With the various ideologies in play, one suspects that the exegesis of Darwin was really eisegesis.
The panel's reasoning represents eisegesis and constituted a serious error in professional judgment.
lt;<Introduction: Exegesis, Eisegesis, Intergesis>>, en Idem, Intertextuality and the Bible, Semeia 69-70 (1995) 7-18.
Para Leon Hebreo, la creacion poetica arcaica contendria un corpus de saberes y ensenanzas secretas de manera criptica y cifrada, mientras para Moshe Idel, en sus estudios de cabala, el texto canonico arcanizado seria como el prodigioso baculo de Moises revivido y actualizado por diversas y continuas eisegesis de inspiracion profetica.
In biblical scholarly terminology, this is eisegesis, putting into the Scriptures what we want to see there, as opposed to exegesis, bringing out of the various biblical texts what the author, in his or her own time and context, wanted to convey to the people of that time and place.
The text represents pure eisegesis of Genesis 11 (or, if one prefers, exegesis of the historical events).
That is eisegesis, rather than exegesis: reading into scripture rather than reading out from scripture.
Even if grasping is interpreting, it is not Eisegesis since grasping is something that ordinary people do [10].
Historicism was the only accepted method of interpretation with sound hermeneutics for prophetic Scripture, using applied exegesis and eisegesis, but not without some unknown and unsolved qualities.
Wright argues that Luther and generally all Protestants since have been preforming eisegesis instead of exegesis: that is, pushing foreign ideas into the text rather than extracting the true meaning from the text.

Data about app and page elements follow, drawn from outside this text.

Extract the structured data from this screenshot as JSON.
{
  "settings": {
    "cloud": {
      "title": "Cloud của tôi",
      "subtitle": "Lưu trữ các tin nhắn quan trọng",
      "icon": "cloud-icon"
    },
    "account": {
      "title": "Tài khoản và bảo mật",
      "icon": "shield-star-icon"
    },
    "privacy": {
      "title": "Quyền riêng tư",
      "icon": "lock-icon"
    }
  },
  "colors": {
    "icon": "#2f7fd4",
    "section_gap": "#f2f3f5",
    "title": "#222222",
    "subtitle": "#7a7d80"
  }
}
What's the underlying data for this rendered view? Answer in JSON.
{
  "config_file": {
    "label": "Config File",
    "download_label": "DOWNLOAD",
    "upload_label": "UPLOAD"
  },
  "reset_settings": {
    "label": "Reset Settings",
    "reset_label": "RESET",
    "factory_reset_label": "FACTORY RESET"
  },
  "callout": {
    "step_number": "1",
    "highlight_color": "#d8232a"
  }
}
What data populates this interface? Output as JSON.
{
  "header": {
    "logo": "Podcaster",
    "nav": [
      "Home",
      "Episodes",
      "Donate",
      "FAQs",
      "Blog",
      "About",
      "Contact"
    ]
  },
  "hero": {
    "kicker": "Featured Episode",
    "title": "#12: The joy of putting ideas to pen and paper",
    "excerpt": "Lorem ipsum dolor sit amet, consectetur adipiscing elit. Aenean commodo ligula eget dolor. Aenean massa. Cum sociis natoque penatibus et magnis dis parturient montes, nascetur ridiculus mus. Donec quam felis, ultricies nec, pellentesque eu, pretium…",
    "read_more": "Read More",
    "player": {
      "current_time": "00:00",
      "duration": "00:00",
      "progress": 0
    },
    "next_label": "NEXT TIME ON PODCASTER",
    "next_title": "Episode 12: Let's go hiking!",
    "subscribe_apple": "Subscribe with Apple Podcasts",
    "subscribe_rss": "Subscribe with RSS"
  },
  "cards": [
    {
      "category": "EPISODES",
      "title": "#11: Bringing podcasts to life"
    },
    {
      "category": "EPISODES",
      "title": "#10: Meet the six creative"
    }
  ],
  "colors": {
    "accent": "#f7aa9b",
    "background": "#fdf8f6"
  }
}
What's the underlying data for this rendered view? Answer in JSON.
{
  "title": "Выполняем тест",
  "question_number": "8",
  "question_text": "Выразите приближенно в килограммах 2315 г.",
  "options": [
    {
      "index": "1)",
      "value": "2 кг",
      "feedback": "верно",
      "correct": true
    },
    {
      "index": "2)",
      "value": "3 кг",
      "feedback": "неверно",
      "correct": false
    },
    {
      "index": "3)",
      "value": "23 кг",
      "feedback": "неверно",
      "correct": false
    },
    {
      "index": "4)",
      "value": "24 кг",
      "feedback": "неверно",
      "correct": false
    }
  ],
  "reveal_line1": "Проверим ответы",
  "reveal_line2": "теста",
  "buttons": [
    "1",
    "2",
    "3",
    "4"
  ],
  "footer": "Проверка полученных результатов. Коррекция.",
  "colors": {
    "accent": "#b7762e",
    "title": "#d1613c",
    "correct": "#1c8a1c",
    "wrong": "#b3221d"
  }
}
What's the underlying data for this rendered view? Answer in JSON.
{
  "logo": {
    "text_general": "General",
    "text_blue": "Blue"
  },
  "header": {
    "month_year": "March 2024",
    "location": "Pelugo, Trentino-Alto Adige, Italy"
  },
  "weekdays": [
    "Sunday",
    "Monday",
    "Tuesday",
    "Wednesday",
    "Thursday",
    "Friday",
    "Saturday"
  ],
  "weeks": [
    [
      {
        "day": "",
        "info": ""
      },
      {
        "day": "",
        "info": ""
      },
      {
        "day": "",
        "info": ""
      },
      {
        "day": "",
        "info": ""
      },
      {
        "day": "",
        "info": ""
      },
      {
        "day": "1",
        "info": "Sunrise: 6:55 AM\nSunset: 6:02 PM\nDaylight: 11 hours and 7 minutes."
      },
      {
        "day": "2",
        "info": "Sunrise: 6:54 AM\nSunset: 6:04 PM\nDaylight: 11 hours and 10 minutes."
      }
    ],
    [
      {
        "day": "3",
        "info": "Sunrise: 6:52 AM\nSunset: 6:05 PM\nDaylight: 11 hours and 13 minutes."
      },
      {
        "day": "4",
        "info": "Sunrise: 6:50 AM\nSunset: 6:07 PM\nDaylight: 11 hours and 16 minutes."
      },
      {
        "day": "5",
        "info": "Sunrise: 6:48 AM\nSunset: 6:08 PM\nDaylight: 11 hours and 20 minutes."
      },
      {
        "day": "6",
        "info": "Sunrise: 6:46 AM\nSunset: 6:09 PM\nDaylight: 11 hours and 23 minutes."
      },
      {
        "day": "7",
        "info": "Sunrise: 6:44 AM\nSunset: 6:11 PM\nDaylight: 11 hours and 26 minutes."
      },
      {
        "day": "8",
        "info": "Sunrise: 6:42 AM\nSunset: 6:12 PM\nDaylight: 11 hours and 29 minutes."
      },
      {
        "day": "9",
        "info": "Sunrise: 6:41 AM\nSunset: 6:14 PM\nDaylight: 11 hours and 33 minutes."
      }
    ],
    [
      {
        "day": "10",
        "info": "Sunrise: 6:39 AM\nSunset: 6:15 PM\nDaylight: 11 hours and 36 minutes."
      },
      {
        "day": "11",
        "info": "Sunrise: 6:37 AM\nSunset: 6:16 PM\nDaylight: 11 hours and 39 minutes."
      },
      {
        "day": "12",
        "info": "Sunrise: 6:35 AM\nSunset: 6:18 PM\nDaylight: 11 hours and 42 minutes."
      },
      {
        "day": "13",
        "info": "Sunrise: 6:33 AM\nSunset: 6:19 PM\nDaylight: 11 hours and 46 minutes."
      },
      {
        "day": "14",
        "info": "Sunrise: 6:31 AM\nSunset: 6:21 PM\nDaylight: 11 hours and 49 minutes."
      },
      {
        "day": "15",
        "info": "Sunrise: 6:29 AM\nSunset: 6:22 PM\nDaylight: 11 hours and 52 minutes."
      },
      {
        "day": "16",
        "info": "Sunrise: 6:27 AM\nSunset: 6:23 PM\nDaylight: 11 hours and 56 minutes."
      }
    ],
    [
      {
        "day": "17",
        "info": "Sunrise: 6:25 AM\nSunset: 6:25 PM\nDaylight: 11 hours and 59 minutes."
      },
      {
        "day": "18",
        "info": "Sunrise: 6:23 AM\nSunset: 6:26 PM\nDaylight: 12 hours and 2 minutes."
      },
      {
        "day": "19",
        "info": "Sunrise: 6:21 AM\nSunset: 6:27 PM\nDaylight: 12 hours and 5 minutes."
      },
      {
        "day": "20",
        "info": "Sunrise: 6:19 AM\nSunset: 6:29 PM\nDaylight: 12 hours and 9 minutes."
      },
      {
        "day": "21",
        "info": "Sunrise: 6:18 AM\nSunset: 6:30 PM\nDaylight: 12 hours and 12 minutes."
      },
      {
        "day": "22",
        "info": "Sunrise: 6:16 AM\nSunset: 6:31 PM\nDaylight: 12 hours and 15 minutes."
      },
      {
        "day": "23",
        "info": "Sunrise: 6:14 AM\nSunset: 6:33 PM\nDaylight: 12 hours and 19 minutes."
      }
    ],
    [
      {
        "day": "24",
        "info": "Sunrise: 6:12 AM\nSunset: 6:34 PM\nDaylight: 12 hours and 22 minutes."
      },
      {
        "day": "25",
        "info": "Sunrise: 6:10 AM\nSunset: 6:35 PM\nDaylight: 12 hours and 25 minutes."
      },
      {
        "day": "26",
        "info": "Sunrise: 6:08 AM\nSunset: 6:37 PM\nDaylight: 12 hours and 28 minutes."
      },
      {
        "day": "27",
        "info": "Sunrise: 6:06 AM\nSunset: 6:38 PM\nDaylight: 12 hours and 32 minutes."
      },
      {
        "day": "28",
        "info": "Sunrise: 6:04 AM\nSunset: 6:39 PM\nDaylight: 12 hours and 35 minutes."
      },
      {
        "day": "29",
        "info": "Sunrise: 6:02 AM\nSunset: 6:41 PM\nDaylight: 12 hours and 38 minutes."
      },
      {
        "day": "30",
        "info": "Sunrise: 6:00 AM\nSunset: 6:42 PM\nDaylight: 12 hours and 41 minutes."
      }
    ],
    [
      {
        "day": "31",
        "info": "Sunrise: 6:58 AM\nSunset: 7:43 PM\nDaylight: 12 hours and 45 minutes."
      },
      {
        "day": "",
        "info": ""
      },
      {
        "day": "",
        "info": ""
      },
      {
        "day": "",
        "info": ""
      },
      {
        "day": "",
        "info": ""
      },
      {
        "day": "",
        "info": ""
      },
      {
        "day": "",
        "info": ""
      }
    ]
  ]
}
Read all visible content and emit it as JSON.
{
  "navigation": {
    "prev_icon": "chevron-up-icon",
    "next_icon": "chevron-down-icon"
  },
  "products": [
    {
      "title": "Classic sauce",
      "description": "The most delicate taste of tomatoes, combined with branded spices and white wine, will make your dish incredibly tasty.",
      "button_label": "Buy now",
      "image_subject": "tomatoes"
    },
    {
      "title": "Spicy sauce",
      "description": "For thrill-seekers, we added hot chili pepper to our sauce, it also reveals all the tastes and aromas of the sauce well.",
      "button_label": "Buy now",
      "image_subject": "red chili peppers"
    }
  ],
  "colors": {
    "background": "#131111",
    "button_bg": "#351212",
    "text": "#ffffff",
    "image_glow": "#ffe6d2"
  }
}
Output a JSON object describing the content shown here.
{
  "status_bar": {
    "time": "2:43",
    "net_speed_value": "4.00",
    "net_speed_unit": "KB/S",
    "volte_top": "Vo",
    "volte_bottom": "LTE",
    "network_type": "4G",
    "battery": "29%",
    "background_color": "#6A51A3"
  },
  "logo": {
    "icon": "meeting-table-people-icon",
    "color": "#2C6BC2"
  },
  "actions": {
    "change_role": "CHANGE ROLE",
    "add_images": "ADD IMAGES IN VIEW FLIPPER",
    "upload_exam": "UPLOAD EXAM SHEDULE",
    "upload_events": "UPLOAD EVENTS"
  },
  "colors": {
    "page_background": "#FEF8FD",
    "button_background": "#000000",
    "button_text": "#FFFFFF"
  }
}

Biblical scholars argue that Aslan does not examine the Gospels using the method of exegesis--critical interpretation of a text--but instead he seems to practice eisegesis, using the text to prove one's own theories.